## EXERCISE
Every line that includes the word "Windows" needs to be copied from the listing.

## RECORDS SHOWN
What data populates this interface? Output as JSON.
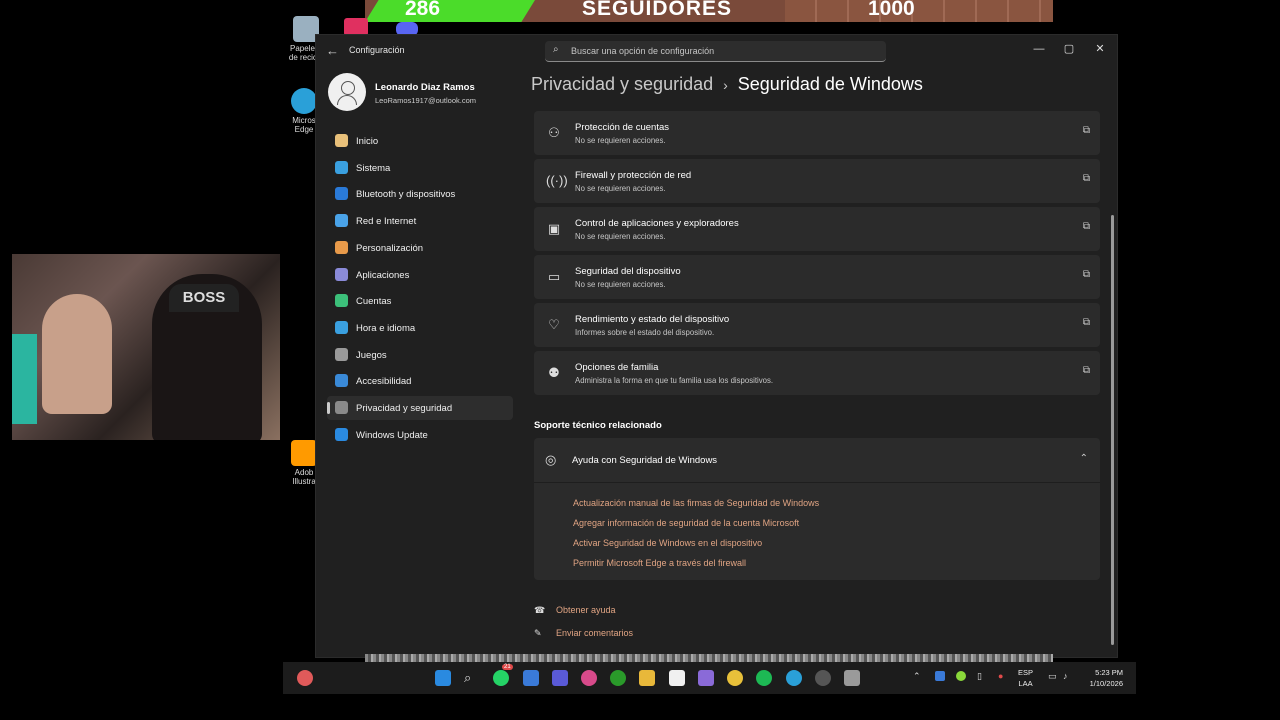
{
  "overlay": {
    "follower_count": "286",
    "follower_label": "SEGUIDORES",
    "follower_goal": "1000",
    "webcam_cap_text": "BOSS"
  },
  "desktop_icons": [
    {
      "label": "Papelera de recicla"
    },
    {
      "label": "Micros Edge"
    },
    {
      "label": "Adob Illustra"
    }
  ],
  "window": {
    "app_title": "Configuración",
    "search_placeholder": "Buscar una opción de configuración",
    "controls": {
      "minimize": "—",
      "maximize": "▢",
      "close": "✕"
    }
  },
  "user": {
    "name": "Leonardo Diaz Ramos",
    "email": "LeoRamos1917@outlook.com"
  },
  "sidebar": {
    "items": [
      {
        "label": "Inicio",
        "color": "#e8c07a"
      },
      {
        "label": "Sistema",
        "color": "#3aa0e0"
      },
      {
        "label": "Bluetooth y dispositivos",
        "color": "#2a7ad8"
      },
      {
        "label": "Red e Internet",
        "color": "#4aa3e8"
      },
      {
        "label": "Personalización",
        "color": "#e89a4a"
      },
      {
        "label": "Aplicaciones",
        "color": "#8a8ad8"
      },
      {
        "label": "Cuentas",
        "color": "#3cc07a"
      },
      {
        "label": "Hora e idioma",
        "color": "#3aa0e0"
      },
      {
        "label": "Juegos",
        "color": "#9a9a9a"
      },
      {
        "label": "Accesibilidad",
        "color": "#3a8ad8"
      },
      {
        "label": "Privacidad y seguridad",
        "color": "#8a8a8a"
      },
      {
        "label": "Windows Update",
        "color": "#2a8ae0"
      }
    ],
    "selected_index": 10
  },
  "page": {
    "breadcrumb_parent": "Privacidad y seguridad",
    "breadcrumb_separator": "›",
    "breadcrumb_current": "Seguridad de Windows"
  },
  "cards": [
    {
      "title": "Protección de cuentas",
      "subtitle": "No se requieren acciones.",
      "icon": "account-shield-icon"
    },
    {
      "title": "Firewall y protección de red",
      "subtitle": "No se requieren acciones.",
      "icon": "wifi-shield-icon"
    },
    {
      "title": "Control de aplicaciones y exploradores",
      "subtitle": "No se requieren acciones.",
      "icon": "app-browser-icon"
    },
    {
      "title": "Seguridad del dispositivo",
      "subtitle": "No se requieren acciones.",
      "icon": "device-icon"
    },
    {
      "title": "Rendimiento y estado del dispositivo",
      "subtitle": "Informes sobre el estado del dispositivo.",
      "icon": "heart-icon"
    },
    {
      "title": "Opciones de familia",
      "subtitle": "Administra la forma en que tu familia usa los dispositivos.",
      "icon": "family-icon"
    }
  ],
  "related": {
    "section_title": "Soporte técnico relacionado",
    "help_title": "Ayuda con Seguridad de Windows",
    "links": [
      "Actualización manual de las firmas de Seguridad de Windows",
      "Agregar información de seguridad de la cuenta Microsoft",
      "Activar Seguridad de Windows en el dispositivo",
      "Permitir Microsoft Edge a través del firewall"
    ]
  },
  "footer": {
    "get_help": "Obtener ayuda",
    "send_feedback": "Enviar comentarios"
  },
  "taskbar": {
    "whatsapp_badge": "21",
    "lang_line1": "ESP",
    "lang_line2": "LAA",
    "time": "5:23 PM",
    "date": "1/10/2026"
  },
  "colors": {
    "link": "#e0a483",
    "card_bg": "#2b2b2b",
    "window_bg": "#202020"
  }
}
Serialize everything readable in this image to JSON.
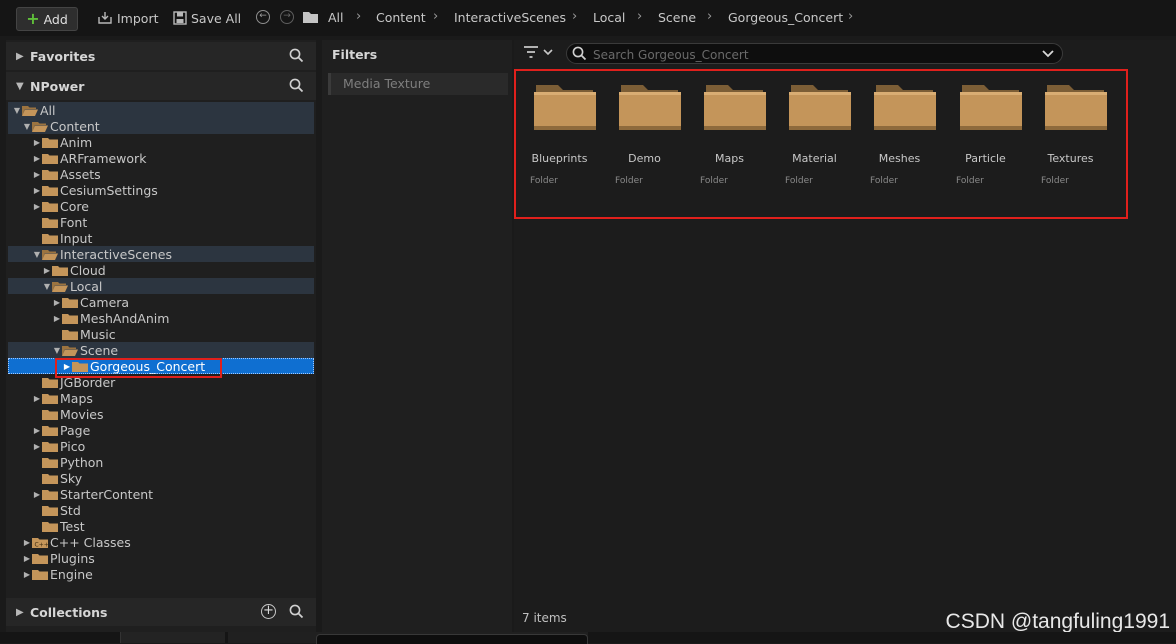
{
  "toolbar": {
    "add_label": "Add",
    "import_label": "Import",
    "save_all_label": "Save All"
  },
  "breadcrumb": [
    "All",
    "Content",
    "InteractiveScenes",
    "Local",
    "Scene",
    "Gorgeous_Concert"
  ],
  "sidebar": {
    "favorites_title": "Favorites",
    "project_title": "NPower",
    "collections_title": "Collections",
    "tree": [
      {
        "label": "All",
        "depth": 0,
        "state": "open",
        "hl": true
      },
      {
        "label": "Content",
        "depth": 1,
        "state": "open",
        "hl": true
      },
      {
        "label": "Anim",
        "depth": 2,
        "state": "closed"
      },
      {
        "label": "ARFramework",
        "depth": 2,
        "state": "closed"
      },
      {
        "label": "Assets",
        "depth": 2,
        "state": "closed"
      },
      {
        "label": "CesiumSettings",
        "depth": 2,
        "state": "closed"
      },
      {
        "label": "Core",
        "depth": 2,
        "state": "closed"
      },
      {
        "label": "Font",
        "depth": 2,
        "state": "none"
      },
      {
        "label": "Input",
        "depth": 2,
        "state": "none"
      },
      {
        "label": "InteractiveScenes",
        "depth": 2,
        "state": "open",
        "hl": true
      },
      {
        "label": "Cloud",
        "depth": 3,
        "state": "closed"
      },
      {
        "label": "Local",
        "depth": 3,
        "state": "open",
        "hl": true
      },
      {
        "label": "Camera",
        "depth": 4,
        "state": "closed"
      },
      {
        "label": "MeshAndAnim",
        "depth": 4,
        "state": "closed"
      },
      {
        "label": "Music",
        "depth": 4,
        "state": "none"
      },
      {
        "label": "Scene",
        "depth": 4,
        "state": "open",
        "hl": true
      },
      {
        "label": "Gorgeous_Concert",
        "depth": 5,
        "state": "closed",
        "sel": true
      },
      {
        "label": "JGBorder",
        "depth": 2,
        "state": "none"
      },
      {
        "label": "Maps",
        "depth": 2,
        "state": "closed"
      },
      {
        "label": "Movies",
        "depth": 2,
        "state": "none"
      },
      {
        "label": "Page",
        "depth": 2,
        "state": "closed"
      },
      {
        "label": "Pico",
        "depth": 2,
        "state": "closed"
      },
      {
        "label": "Python",
        "depth": 2,
        "state": "none"
      },
      {
        "label": "Sky",
        "depth": 2,
        "state": "none"
      },
      {
        "label": "StarterContent",
        "depth": 2,
        "state": "closed"
      },
      {
        "label": "Std",
        "depth": 2,
        "state": "none"
      },
      {
        "label": "Test",
        "depth": 2,
        "state": "none"
      },
      {
        "label": "C++ Classes",
        "depth": 1,
        "state": "closed",
        "icon": "cpp"
      },
      {
        "label": "Plugins",
        "depth": 1,
        "state": "closed"
      },
      {
        "label": "Engine",
        "depth": 1,
        "state": "closed"
      }
    ]
  },
  "filters": {
    "title": "Filters",
    "items": [
      "Media Texture"
    ]
  },
  "content": {
    "search_placeholder": "Search Gorgeous_Concert",
    "tiles": [
      {
        "name": "Blueprints",
        "type": "Folder"
      },
      {
        "name": "Demo",
        "type": "Folder"
      },
      {
        "name": "Maps",
        "type": "Folder"
      },
      {
        "name": "Material",
        "type": "Folder"
      },
      {
        "name": "Meshes",
        "type": "Folder"
      },
      {
        "name": "Particle",
        "type": "Folder"
      },
      {
        "name": "Textures",
        "type": "Folder"
      }
    ],
    "item_count": "7 items"
  },
  "watermark": "CSDN @tangfuling1991",
  "colors": {
    "accent_selection": "#0f6fd1",
    "folder": "#c4955a",
    "annotation_red": "#e0201c",
    "add_green": "#5fbf3a"
  }
}
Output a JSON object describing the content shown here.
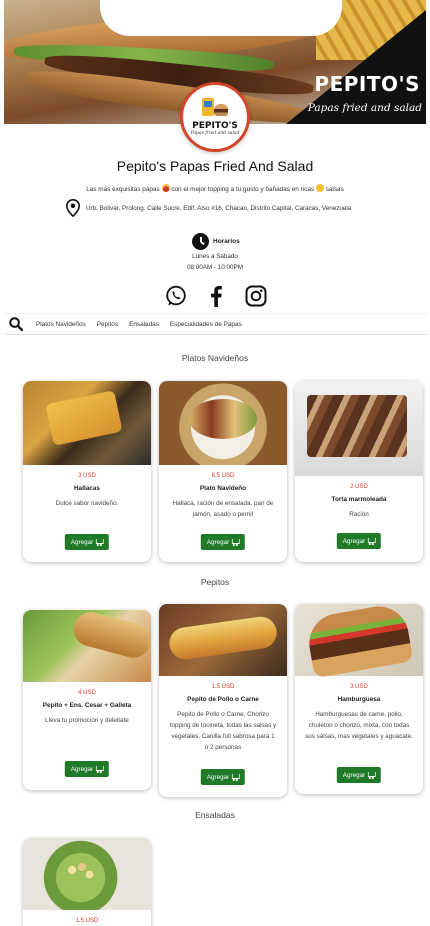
{
  "store": {
    "name": "Pepito's Papas Fried And Salad",
    "tagline_part1": "Las más exquisitas papas",
    "tagline_part2": "con el mejor topping a tu gusto y bañadas en ricas",
    "tagline_part3": "salsas",
    "address": "Urb. Bolivar, Prolong. Calle Sucre, Edif. Also #16, Chacao, Distrito Capital, Caracas, Venezuela",
    "hours_label": "Horarios",
    "hours_days": "Lunes a Sábado",
    "hours_time": "08:00AM - 10:00PM"
  },
  "banner": {
    "brand": "PEPITO'S",
    "subtitle": "Papas fried and salad"
  },
  "logo": {
    "name": "PEPITO'S",
    "subtitle": "Papas fried and salad"
  },
  "social": [
    "whatsapp-icon",
    "facebook-icon",
    "instagram-icon"
  ],
  "categories": [
    "Platos Navideños",
    "Pepitos",
    "Ensaladas",
    "Especialidades de Papas"
  ],
  "sections": [
    {
      "title": "Platos Navideños",
      "products": [
        {
          "price": "3 USD",
          "name": "Hallacas",
          "desc": "Dulce sabor navideño.",
          "button": "Agregar"
        },
        {
          "price": "8.5 USD",
          "name": "Plato Navideño",
          "desc": "Hallaca, ración de ensalada, pan de jamón, asado o pernil",
          "button": "Agregar"
        },
        {
          "price": "2 USD",
          "name": "Torta marmoleada",
          "desc": "Ración",
          "button": "Agregar"
        }
      ]
    },
    {
      "title": "Pepitos",
      "products": [
        {
          "price": "4 USD",
          "name": "Pepito + Ens. Cesar + Galleta",
          "desc": "Lleva tu promoción y deleitate",
          "button": "Agregar"
        },
        {
          "price": "1.5 USD",
          "name": "Pepito de Pollo o Carne",
          "desc": "Pepito de Pollo o Carne, Chorizo topping de tocineta, todas las salsas y vegetales. Canilla full sabrosa para 1 o 2 personas",
          "button": "Agregar"
        },
        {
          "price": "3 USD",
          "name": "Hamburguesa",
          "desc": "Hamburguesas de carne, pollo, chuleton o chorizo, mixta, con todas sus salsas, mas vegetales y aguacate.",
          "button": "Agregar"
        }
      ]
    },
    {
      "title": "Ensaladas",
      "products": [
        {
          "price": "1.5 USD"
        }
      ]
    }
  ],
  "colors": {
    "accent_green": "#1f7a27",
    "price_red": "#d63a2b",
    "logo_ring": "#d2462a"
  }
}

## WRITTEN RESPONSE
        "label": "Windows Update",
    "breadcrumb_current": "Seguridad de Windows"
    "help_title": "Ayuda con Seguridad de Windows",
      "Actualización manual de las firmas de Seguridad de Windows",
      "Activar Seguridad de Windows en el dispositivo",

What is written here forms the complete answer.